Born in Corpus Christi, Texas in 1950 and educated with a BFA at North Texas State University in Denton, Texas, Jesús Moroles lived and worked in Rockport, Texas. After returning from a year of studio work in Italy in 1980, Moroles commenced to make the body of work for which he is widely known. Critical recognition for Moroles came quickly with many of his early exhibitions at Texas museums.
In 1981, Moroles purchased his first large diamond saw, which began his long term commitment to create a studio. In 1983, Moroles began his construction in Rockport. This facility is unequaled in the country for the making of large scale sculptures.
In 1982, Moroles received the prestigious Awards in the Visual Arts Fellowship for which his works were included in a two year traveling museum exhibition which originated at the Museum of Contemporary Art in Chicago, Illinois.
During this period, Moroles began making large scale works such as his 22 foot tall sculpture fountain, titled "Floating Mesa Fountain" for the Albuquerque Museum in New Mexico. In 1985, Moroles received a National Endowment for the Arts Matching Grant for an environmental installation of 45 sculptural elements and fountains for the Birmingham Botanical Gardens in Birmingham, Alabama.
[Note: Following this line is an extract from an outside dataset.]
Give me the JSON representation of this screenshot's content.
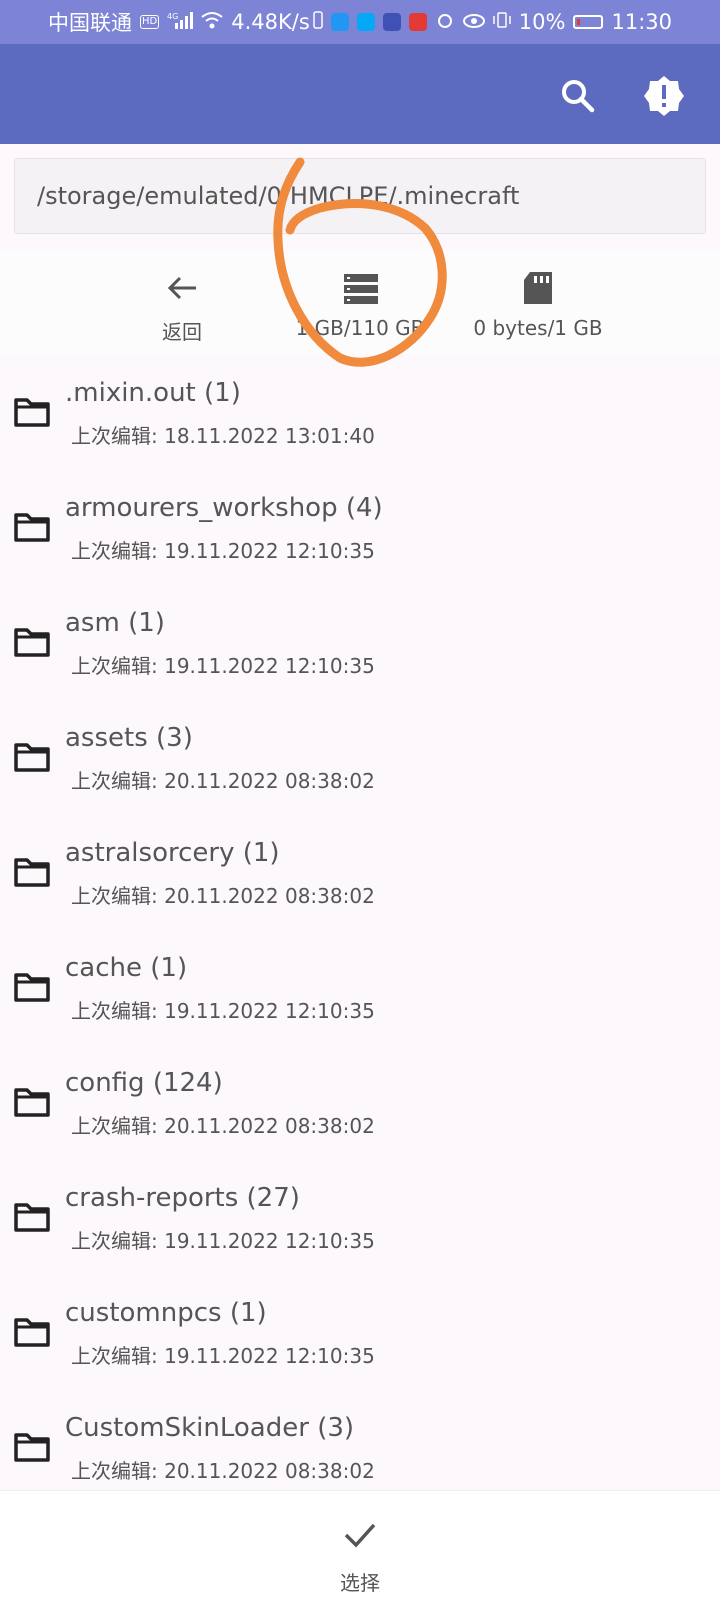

Moroles' largest single work is the 1991 site sculpture, the "Houston Police Officers Memorial." Comprised of granite and an earthen stepped pyramid surrounded by four equal inverted stepped pyramids excavated from the ground, the sculpture spans 120 feet by 120 feet.
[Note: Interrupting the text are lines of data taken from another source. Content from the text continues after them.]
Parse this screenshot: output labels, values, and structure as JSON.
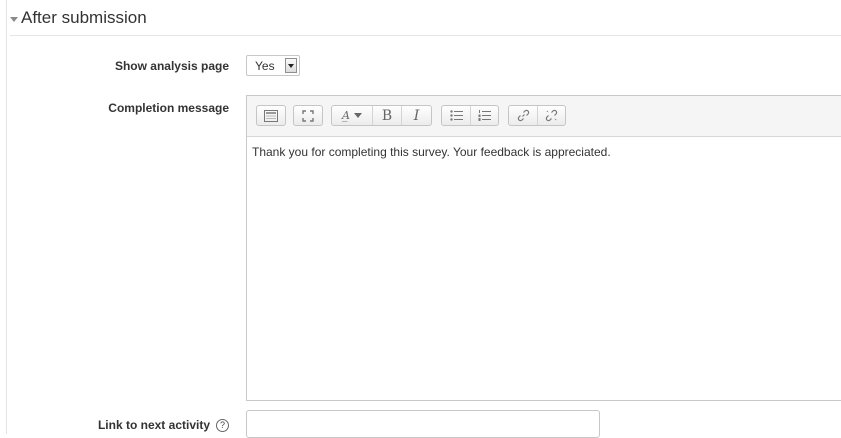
{
  "section": {
    "title": "After submission"
  },
  "show_analysis": {
    "label": "Show analysis page",
    "value": "Yes"
  },
  "completion": {
    "label": "Completion message",
    "text": "Thank you for completing this survey.  Your feedback is appreciated.",
    "toolbar": {
      "toggle_icon": "toolbar-toggle-icon",
      "fullscreen_icon": "fullscreen-icon",
      "font_size_glyph": "A̲",
      "bold_glyph": "B",
      "italic_glyph": "I",
      "bullet_list_icon": "unordered-list-icon",
      "numbered_list_icon": "ordered-list-icon",
      "link_icon": "link-icon",
      "unlink_icon": "unlink-icon"
    }
  },
  "next_activity": {
    "label": "Link to next activity",
    "help_glyph": "?",
    "value": ""
  }
}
Jesus Moroles is internationally renowned as one of the greatest sculptors working with granite today. Through a process called 'tearing' Moroles transforms each block of hard stone into a delicately refined expression of the interaction between man and nature.
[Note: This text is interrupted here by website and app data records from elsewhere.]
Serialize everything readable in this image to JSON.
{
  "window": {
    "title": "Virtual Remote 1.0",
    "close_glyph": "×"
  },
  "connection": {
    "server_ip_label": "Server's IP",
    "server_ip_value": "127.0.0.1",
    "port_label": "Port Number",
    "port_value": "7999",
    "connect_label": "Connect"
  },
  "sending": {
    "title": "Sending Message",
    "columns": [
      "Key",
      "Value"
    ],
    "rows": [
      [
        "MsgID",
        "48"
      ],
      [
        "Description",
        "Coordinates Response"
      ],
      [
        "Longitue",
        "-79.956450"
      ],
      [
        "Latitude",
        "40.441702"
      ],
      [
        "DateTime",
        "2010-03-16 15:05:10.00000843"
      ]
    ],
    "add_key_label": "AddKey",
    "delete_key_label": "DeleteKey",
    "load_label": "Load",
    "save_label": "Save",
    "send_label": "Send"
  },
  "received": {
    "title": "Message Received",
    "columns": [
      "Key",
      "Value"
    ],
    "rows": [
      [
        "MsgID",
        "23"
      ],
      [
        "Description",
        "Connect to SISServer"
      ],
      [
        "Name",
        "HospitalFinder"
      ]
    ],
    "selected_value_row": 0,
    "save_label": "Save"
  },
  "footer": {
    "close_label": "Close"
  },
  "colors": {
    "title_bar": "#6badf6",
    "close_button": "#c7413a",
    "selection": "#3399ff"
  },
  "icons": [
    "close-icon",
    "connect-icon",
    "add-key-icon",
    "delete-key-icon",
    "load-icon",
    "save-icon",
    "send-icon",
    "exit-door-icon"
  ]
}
...He extracts the stone's hidden aspects such as transparency, movement or sound. Many of Moroles' pieces are interactive.